Why do we still need the Start Menu? What is its purpose today in Windows 10? We will examine how users use their Windows PC’s and the Start Menu below.
What is the Start Menu for?
In the image above you can see the Start Menu has been neatly arranged into a grid of small tiles, which are summoned when you hit either the Windows key with your finger or tap the Windows key on the keyboard. Why are your Apps siloed into a into a separate apps list anyway?
The Start Menu is a visual metaphor for tucking your files neatly away into you desk and leaving you desktop tidy.
Right now there are 7 ways you can find and launch an App in Windows 10.
- Open Start (Tablet Mode) and hit the All Apps icon, then scroll through all your apps to find your App.
- Open Start (Standard, with App list visible) then scroll through all your apps to find your App.
- Tap on the Windows button and start typing to search for your App.
- Tap on the Search icon on the taskbar and begin typing to search for your App.
- Open File Explorer and navigate to the App’s location somewhere in the file system to find your App.
- Open File Explorer and enter the name of your App in the search field to find your App.
- When installing a new App from the web like an .exe file, the App creates a shortcut on your desktop that you can launch your App from.
Yes, that is a lot of different ways to do the same thing, but could Microsoft simplify it? Sure, Microsoft just needs to see the merit in killing the Start Menu off. Below we will lay out some reasons to do so.

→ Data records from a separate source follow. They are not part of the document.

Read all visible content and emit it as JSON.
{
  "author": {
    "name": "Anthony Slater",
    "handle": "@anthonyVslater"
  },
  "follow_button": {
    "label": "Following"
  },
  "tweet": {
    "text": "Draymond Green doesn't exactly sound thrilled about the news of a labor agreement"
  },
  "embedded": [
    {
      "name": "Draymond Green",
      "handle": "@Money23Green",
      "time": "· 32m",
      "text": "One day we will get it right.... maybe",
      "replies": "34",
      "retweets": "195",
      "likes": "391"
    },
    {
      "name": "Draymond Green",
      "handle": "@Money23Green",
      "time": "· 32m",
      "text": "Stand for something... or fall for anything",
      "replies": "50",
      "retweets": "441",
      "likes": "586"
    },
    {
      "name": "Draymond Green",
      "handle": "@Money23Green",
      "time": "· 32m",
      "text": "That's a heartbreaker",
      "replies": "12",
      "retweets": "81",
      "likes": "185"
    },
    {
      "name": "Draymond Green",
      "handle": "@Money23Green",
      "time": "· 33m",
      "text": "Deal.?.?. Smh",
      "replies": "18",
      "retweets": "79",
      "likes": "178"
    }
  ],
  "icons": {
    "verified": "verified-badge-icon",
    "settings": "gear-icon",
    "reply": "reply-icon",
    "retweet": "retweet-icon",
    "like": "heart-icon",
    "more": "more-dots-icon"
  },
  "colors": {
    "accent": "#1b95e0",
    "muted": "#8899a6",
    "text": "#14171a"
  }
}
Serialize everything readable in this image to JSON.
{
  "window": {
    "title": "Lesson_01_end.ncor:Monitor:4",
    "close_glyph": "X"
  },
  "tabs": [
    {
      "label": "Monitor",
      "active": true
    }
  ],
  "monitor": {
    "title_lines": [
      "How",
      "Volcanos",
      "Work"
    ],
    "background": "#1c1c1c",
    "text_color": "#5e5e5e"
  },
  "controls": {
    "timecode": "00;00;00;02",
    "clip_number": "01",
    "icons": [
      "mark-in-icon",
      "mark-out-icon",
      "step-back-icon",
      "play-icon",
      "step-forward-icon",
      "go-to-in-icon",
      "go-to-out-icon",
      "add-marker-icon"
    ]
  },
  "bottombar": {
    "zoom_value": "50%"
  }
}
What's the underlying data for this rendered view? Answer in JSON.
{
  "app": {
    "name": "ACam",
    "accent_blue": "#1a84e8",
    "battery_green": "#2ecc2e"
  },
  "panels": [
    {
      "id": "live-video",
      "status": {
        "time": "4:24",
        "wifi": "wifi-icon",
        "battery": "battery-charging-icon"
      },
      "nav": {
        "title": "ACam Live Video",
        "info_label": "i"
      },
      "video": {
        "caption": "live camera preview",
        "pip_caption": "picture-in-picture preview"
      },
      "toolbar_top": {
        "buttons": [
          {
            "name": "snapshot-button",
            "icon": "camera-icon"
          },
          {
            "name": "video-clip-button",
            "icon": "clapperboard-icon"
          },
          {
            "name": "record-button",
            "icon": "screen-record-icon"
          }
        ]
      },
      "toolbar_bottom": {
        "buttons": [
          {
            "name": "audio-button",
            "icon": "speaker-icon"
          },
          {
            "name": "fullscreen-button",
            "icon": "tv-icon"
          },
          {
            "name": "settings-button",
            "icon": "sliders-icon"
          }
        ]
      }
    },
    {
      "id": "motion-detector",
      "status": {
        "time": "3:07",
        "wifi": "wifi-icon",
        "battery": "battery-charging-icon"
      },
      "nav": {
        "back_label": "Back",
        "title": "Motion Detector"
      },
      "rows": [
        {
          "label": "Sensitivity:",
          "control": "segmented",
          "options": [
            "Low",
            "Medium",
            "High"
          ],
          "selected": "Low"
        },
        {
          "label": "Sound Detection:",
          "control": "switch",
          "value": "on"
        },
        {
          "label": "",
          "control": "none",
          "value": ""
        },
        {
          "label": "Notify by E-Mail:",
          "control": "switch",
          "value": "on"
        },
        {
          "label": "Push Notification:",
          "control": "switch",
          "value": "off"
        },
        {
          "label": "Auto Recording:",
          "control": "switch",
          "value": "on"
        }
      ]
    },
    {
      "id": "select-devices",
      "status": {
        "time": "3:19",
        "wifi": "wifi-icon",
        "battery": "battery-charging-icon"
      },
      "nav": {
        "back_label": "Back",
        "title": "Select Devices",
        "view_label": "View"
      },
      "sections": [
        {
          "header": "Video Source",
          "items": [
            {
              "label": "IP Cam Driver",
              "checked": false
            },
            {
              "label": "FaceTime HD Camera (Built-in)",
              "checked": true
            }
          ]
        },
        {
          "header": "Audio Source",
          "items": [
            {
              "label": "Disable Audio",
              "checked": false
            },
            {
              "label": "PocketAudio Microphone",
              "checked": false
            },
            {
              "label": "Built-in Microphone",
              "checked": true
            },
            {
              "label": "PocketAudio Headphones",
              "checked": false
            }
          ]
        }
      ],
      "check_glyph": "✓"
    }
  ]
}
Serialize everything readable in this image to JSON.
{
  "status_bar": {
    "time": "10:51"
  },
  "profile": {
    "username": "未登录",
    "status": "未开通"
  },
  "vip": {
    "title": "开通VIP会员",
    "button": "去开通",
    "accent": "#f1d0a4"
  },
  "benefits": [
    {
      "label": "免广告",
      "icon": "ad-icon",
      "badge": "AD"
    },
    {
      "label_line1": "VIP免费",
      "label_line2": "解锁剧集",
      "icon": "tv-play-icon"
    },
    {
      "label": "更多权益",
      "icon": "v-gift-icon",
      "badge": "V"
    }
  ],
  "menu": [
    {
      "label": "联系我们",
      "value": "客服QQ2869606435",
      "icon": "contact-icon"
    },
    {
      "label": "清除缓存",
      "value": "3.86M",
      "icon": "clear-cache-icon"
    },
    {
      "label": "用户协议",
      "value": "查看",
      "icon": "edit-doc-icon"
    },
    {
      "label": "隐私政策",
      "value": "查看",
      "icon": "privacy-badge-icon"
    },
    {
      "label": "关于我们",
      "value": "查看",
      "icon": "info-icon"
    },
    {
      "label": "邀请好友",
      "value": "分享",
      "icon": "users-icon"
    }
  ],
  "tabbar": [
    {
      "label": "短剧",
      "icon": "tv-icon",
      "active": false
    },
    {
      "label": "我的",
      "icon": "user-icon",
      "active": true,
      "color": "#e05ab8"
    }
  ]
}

Why should Microsoft Kill off the Start Menu?
- Hardly anyone uses it, fewer people customize it, according to Microsoft.
- The Apps list and Start Menu are duplicating efforts and confusing users.
- Windows 10X uses one place where apps live, tap the Windows icon and you are presented with your top apps, then tap ‘See All’ to see the entire apps list, while this method is simpler, it still requires more than one tap to see all your apps.
What is the alternative approach?
Windows had an app launcher even before the modern start menu. When you installed a new app it would place an icon on your desktop that you could click to launch an app. We even still have a great way to hide all of those icons, the ‘Show/Hide Desktop’ button on the right edge of the taskbar.
I know what you are thinking, but those arrows look hideous. Well in this alternative approach all of your Apps would be displayed on you desktop (without the arrows of course).
Won’t that looks messy you say, yes it would. The solution would be to utilize the ‘Show/Hide Desktop’ function in the new Windows button.
When you have a Browser window open just hit the new Windows button to see your Apps, if you want to see the desktop then tap the new Windows button again. This would hide your apps till you hit the new Windows button again.
Whatever you left it as is what it would show you the next time you hit the new Windows button. So if you have a blank desktop and want to launch an app > just tap the new Windows button and your apps will appear > launch your app > use your app > then hit the new Windows button and it will remember what it showed last (which was your apps) > hit it again then you will see you bare desktop. In practice this would be very simple.
By Platform De.Central